Jones’s conception of the establishment is also too Tory-heavy, ignoring the strong corporate ties of Miliband’s Labour opposition and the Liberal Democrats. In addition, while Labour exhibits extreme institutional hostility to the left, Jones insisted on supporting Miliband to the hilt during the recent general election campaign for his ‘passion and grit’. And whereas Russell Brand’s Revolution quotes controversial anarchists like Chomsky and Graeber, Jones safely quotes The Communist Manifesto, discussing few contemporary writers and activists. Indeed one of Jones’s earliest articles appeared in 2007 on an online Marxist journal, and his special kind of soft left-Labourism may be appealing to some in a time of relentless austerity, but the Labour party shows no signs of breaking with neoliberalism. The core philosophy of the Labour leadership is accommodation, not being wildly pro-austerity to the level of Osborne, but pro-austerity enough to please important City figures, as the current leadership candidates reflect (which the honourable exception of Jeremy Corbyn). Yet the only parts of Labour which The Establishment seems to object to is Blairism and John Smith’s opposition in the early 1990s.

Jones believes in ‘extending democracy to every sphere of life’, including ‘the wider economy and the workplace’ – archetypal anarchist and socialist views, but views which The Establishment rarely translates into concrete policy proposals. Edward Snowden is mentioned once, Julian Assange and WikiLeaks never, while Libya receives a single mention. Like Revolution, The Establishment’s repeated adoption of abstract gesturing and the illusion of tactical instruction often reaches impressive heights; Jones is very good at writing sentences like ‘But the rise of the Internet and, in particular, social media provide fresh opportunities for new movements to link together’.

While Chavs documented the prejudice against the working classes, The Establishment exhibits numerous instances of class hatred, mocking establishment figures for their fake tans, etc. And, as with Revolution, Jones’s book contains some glaring contradictions. He writes that establishment membership is based on shared ‘mentality’ on one page (echoed in subsequent interviews), and on another he claims membership is based not on personal characteristics but institutional position.

Jones concludes simply by invoking the ‘politics of hope’ before reproducing his favourite Tony Benn quote about the flame of anger at injustice. This is great, but an obsession with hope is where Jones differs from Naomi Klein (and Chomsky, Chris Hedges and George Orwell). We do not read these figures to be uplifted and feel optimistic about the state of the world, and yet they provide a much more comprehensive series of alternative political visions. What is needed is an anti-austerity grassroots strategy, something which the currently dominant Blairite wing of Labour plainly cannot deliver. No matter how many times he quotes Benn and stands behind podiums declaring ‘solidarity’ for every movement from DPAC to UK Uncut, by hanging onto the Labour party and only rarely discussing progressive alternatives Jones may well starve the British left of some much needed innovation.

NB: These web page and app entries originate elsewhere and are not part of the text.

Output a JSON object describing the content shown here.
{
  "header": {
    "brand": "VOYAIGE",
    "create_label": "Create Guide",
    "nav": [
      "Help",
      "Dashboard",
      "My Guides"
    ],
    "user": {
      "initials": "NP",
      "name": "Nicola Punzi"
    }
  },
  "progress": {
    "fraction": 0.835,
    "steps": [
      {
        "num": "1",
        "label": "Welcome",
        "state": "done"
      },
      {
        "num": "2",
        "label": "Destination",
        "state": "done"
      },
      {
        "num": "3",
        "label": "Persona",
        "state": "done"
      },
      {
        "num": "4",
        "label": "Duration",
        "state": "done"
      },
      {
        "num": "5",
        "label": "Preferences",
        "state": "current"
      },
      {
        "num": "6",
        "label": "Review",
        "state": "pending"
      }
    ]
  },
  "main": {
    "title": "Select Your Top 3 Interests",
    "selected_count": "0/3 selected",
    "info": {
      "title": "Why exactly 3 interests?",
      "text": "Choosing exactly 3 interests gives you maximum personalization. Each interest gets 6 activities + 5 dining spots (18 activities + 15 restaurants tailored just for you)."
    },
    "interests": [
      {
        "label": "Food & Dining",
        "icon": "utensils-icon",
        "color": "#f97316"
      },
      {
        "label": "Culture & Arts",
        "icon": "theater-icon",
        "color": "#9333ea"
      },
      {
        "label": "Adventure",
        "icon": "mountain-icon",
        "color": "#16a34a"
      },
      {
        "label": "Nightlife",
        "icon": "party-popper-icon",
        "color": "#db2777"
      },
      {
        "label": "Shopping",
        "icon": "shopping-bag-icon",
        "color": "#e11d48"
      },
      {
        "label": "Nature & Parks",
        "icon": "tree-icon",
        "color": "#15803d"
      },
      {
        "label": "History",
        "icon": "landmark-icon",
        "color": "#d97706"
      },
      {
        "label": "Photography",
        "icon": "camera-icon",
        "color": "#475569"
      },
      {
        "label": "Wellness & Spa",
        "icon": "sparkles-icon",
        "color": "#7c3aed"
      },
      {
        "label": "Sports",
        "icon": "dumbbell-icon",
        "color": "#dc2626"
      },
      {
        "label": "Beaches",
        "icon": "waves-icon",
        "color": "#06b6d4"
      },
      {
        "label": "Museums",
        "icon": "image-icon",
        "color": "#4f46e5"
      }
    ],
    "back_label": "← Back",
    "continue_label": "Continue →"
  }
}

Elliot Murphy teaches in the Division of Psychology and Language Sciences at University College, London.

Elliot Murphy is a writer based in Houston, Texas, and the author of Arms in Academia: The Political Economy of the Modern UK Defence Industry (Routledge, 2020) and Unmaking Merlin: Anarchist Tendencies in English Literature (Zer0 Books, 2014).